'''
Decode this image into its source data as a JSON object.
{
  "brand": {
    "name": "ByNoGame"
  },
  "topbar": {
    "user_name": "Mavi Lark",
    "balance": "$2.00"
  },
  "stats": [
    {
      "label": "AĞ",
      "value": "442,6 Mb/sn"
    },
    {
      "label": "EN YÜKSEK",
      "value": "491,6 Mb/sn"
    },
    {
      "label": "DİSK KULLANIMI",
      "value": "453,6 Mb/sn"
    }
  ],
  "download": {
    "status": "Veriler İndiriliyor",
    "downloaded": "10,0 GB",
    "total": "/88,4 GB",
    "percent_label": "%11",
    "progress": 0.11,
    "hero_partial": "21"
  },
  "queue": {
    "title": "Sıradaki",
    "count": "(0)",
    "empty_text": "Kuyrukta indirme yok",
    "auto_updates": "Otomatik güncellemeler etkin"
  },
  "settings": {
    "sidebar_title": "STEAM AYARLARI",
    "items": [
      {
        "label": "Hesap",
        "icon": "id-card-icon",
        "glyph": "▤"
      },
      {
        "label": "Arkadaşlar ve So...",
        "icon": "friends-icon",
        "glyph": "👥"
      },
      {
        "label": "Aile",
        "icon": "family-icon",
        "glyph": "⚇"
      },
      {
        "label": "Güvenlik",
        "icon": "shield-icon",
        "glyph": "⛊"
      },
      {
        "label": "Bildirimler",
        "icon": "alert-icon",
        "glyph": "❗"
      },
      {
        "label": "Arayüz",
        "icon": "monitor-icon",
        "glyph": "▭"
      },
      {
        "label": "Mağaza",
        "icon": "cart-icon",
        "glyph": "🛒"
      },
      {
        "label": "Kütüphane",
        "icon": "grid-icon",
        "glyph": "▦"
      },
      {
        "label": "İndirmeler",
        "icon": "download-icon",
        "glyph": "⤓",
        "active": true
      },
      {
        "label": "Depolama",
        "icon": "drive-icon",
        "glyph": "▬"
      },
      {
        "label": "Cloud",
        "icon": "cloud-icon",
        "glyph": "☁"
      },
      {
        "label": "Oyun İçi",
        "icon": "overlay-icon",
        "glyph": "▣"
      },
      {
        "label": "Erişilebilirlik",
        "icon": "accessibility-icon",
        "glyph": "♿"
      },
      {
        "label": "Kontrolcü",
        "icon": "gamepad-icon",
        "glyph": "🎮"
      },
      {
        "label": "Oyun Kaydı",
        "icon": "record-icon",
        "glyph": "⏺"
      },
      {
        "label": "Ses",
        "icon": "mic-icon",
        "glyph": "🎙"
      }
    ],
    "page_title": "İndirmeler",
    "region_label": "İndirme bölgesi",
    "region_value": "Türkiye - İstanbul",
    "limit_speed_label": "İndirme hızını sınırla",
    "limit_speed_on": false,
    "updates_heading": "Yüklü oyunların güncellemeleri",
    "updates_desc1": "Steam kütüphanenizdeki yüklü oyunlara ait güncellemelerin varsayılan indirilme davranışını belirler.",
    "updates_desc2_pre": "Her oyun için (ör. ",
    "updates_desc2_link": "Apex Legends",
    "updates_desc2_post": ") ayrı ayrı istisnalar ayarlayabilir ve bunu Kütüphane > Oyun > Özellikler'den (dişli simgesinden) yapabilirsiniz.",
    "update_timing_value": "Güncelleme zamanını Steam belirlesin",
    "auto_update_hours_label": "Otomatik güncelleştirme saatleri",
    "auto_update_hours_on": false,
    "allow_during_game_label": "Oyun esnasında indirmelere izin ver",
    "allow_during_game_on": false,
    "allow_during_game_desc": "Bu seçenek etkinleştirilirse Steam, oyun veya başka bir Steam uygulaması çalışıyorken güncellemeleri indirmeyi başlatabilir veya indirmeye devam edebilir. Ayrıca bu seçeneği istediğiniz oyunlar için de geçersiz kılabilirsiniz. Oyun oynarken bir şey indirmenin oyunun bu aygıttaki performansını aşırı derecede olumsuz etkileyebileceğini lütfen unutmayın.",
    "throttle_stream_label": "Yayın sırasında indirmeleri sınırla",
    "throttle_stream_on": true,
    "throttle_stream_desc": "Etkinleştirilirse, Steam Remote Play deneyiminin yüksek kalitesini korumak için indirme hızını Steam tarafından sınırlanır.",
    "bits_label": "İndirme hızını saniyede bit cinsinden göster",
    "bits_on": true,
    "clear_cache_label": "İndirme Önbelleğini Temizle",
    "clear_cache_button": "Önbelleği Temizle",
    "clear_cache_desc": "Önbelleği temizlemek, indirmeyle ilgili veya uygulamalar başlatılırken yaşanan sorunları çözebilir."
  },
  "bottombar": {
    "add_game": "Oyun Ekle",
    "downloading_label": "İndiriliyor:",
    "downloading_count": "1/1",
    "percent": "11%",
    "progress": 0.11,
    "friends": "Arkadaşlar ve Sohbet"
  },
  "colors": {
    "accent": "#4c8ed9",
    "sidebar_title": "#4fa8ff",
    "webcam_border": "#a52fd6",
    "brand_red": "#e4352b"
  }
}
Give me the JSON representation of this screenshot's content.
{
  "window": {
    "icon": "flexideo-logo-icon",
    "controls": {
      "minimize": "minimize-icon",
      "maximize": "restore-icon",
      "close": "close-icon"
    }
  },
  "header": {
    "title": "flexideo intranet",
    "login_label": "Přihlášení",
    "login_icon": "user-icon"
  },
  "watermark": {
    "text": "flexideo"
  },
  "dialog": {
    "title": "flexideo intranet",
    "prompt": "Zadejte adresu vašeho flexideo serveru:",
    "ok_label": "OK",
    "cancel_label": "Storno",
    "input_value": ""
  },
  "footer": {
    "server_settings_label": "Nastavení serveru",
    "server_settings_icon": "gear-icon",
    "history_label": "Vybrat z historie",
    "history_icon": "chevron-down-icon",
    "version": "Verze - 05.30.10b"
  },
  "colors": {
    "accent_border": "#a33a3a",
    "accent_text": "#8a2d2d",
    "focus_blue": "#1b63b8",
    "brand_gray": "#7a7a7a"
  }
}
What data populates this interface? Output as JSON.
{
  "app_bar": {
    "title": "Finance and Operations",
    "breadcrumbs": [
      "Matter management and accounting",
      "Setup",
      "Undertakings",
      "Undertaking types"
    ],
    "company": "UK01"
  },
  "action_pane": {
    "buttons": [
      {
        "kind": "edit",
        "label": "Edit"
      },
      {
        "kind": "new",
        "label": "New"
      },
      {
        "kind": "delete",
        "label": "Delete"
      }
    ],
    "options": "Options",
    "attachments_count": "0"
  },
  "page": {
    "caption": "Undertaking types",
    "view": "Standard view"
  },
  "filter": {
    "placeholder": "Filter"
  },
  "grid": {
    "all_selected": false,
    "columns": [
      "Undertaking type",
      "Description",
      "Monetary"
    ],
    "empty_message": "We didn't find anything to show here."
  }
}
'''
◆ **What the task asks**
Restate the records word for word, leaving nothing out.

◆ **Task output**
Decode this image into its source data as a JSON object.
{
  "brand": {
    "name": "ByNoGame"
  },
  "topbar": {
    "user_name": "Mavi Lark",
    "balance": "$2.00"
  },
  "stats": [
    {
      "label": "AĞ",
      "value": "442,6 Mb/sn"
    },
    {
      "label": "EN YÜKSEK",
      "value": "491,6 Mb/sn"
    },
    {
      "label": "DİSK KULLANIMI",
      "value": "453,6 Mb/sn"
    }
  ],
  "download": {
    "status": "Veriler İndiriliyor",
    "downloaded": "10,0 GB",
    "total": "/88,4 GB",
    "percent_label": "%11",
    "progress": 0.11,
    "hero_partial": "21"
  },
  "queue": {
    "title": "Sıradaki",
    "count": "(0)",
    "empty_text": "Kuyrukta indirme yok",
    "auto_updates": "Otomatik güncellemeler etkin"
  },
  "settings": {
    "sidebar_title": "STEAM AYARLARI",
    "items": [
      {
        "label": "Hesap",
        "icon": "id-card-icon",
        "glyph": "▤"
      },
      {
        "label": "Arkadaşlar ve So...",
        "icon": "friends-icon",
        "glyph": "👥"
      },
      {
        "label": "Aile",
        "icon": "family-icon",
        "glyph": "⚇"
      },
      {
        "label": "Güvenlik",
        "icon": "shield-icon",
        "glyph": "⛊"
      },
      {
        "label": "Bildirimler",
        "icon": "alert-icon",
        "glyph": "❗"
      },
      {
        "label": "Arayüz",
        "icon": "monitor-icon",
        "glyph": "▭"
      },
      {
        "label": "Mağaza",
        "icon": "cart-icon",
        "glyph": "🛒"
      },
      {
        "label": "Kütüphane",
        "icon": "grid-icon",
        "glyph": "▦"
      },
      {
        "label": "İndirmeler",
        "icon": "download-icon",
        "glyph": "⤓",
        "active": true
      },
      {
        "label": "Depolama",
        "icon": "drive-icon",
        "glyph": "▬"
      },
      {
        "label": "Cloud",
        "icon": "cloud-icon",
        "glyph": "☁"
      },
      {
        "label": "Oyun İçi",
        "icon": "overlay-icon",
        "glyph": "▣"
      },
      {
        "label": "Erişilebilirlik",
        "icon": "accessibility-icon",
        "glyph": "♿"
      },
      {
        "label": "Kontrolcü",
        "icon": "gamepad-icon",
        "glyph": "🎮"
      },
      {
        "label": "Oyun Kaydı",
        "icon": "record-icon",
        "glyph": "⏺"
      },
      {
        "label": "Ses",
        "icon": "mic-icon",
        "glyph": "🎙"
      }
    ],
    "page_title": "İndirmeler",
    "region_label": "İndirme bölgesi",
    "region_value": "Türkiye - İstanbul",
    "limit_speed_label": "İndirme hızını sınırla",
    "limit_speed_on": false,
    "updates_heading": "Yüklü oyunların güncellemeleri",
    "updates_desc1": "Steam kütüphanenizdeki yüklü oyunlara ait güncellemelerin varsayılan indirilme davranışını belirler.",
    "updates_desc2_pre": "Her oyun için (ör. ",
    "updates_desc2_link": "Apex Legends",
    "updates_desc2_post": ") ayrı ayrı istisnalar ayarlayabilir ve bunu Kütüphane > Oyun > Özellikler'den (dişli simgesinden) yapabilirsiniz.",
    "update_timing_value": "Güncelleme zamanını Steam belirlesin",
    "auto_update_hours_label": "Otomatik güncelleştirme saatleri",
    "auto_update_hours_on": false,
    "allow_during_game_label": "Oyun esnasında indirmelere izin ver",
    "allow_during_game_on": false,
    "allow_during_game_desc": "Bu seçenek etkinleştirilirse Steam, oyun veya başka bir Steam uygulaması çalışıyorken güncellemeleri indirmeyi başlatabilir veya indirmeye devam edebilir. Ayrıca bu seçeneği istediğiniz oyunlar için de geçersiz kılabilirsiniz. Oyun oynarken bir şey indirmenin oyunun bu aygıttaki performansını aşırı derecede olumsuz etkileyebileceğini lütfen unutmayın.",
    "throttle_stream_label": "Yayın sırasında indirmeleri sınırla",
    "throttle_stream_on": true,
    "throttle_stream_desc": "Etkinleştirilirse, Steam Remote Play deneyiminin yüksek kalitesini korumak için indirme hızını Steam tarafından sınırlanır.",
    "bits_label": "İndirme hızını saniyede bit cinsinden göster",
    "bits_on": true,
    "clear_cache_label": "İndirme Önbelleğini Temizle",
    "clear_cache_button": "Önbelleği Temizle",
    "clear_cache_desc": "Önbelleği temizlemek, indirmeyle ilgili veya uygulamalar başlatılırken yaşanan sorunları çözebilir."
  },
  "bottombar": {
    "add_game": "Oyun Ekle",
    "downloading_label": "İndiriliyor:",
    "downloading_count": "1/1",
    "percent": "11%",
    "progress": 0.11,
    "friends": "Arkadaşlar ve Sohbet"
  },
  "colors": {
    "accent": "#4c8ed9",
    "sidebar_title": "#4fa8ff",
    "webcam_border": "#a52fd6",
    "brand_red": "#e4352b"
  }
}
Give me the JSON representation of this screenshot's content.
{
  "window": {
    "icon": "flexideo-logo-icon",
    "controls": {
      "minimize": "minimize-icon",
      "maximize": "restore-icon",
      "close": "close-icon"
    }
  },
  "header": {
    "title": "flexideo intranet",
    "login_label": "Přihlášení",
    "login_icon": "user-icon"
  },
  "watermark": {
    "text": "flexideo"
  },
  "dialog": {
    "title": "flexideo intranet",
    "prompt": "Zadejte adresu vašeho flexideo serveru:",
    "ok_label": "OK",
    "cancel_label": "Storno",
    "input_value": ""
  },
  "footer": {
    "server_settings_label": "Nastavení serveru",
    "server_settings_icon": "gear-icon",
    "history_label": "Vybrat z historie",
    "history_icon": "chevron-down-icon",
    "version": "Verze - 05.30.10b"
  },
  "colors": {
    "accent_border": "#a33a3a",
    "accent_text": "#8a2d2d",
    "focus_blue": "#1b63b8",
    "brand_gray": "#7a7a7a"
  }
}
What data populates this interface? Output as JSON.
{
  "app_bar": {
    "title": "Finance and Operations",
    "breadcrumbs": [
      "Matter management and accounting",
      "Setup",
      "Undertakings",
      "Undertaking types"
    ],
    "company": "UK01"
  },
  "action_pane": {
    "buttons": [
      {
        "kind": "edit",
        "label": "Edit"
      },
      {
        "kind": "new",
        "label": "New"
      },
      {
        "kind": "delete",
        "label": "Delete"
      }
    ],
    "options": "Options",
    "attachments_count": "0"
  },
  "page": {
    "caption": "Undertaking types",
    "view": "Standard view"
  },
  "filter": {
    "placeholder": "Filter"
  },
  "grid": {
    "all_selected": false,
    "columns": [
      "Undertaking type",
      "Description",
      "Monetary"
    ],
    "empty_message": "We didn't find anything to show here."
  }
}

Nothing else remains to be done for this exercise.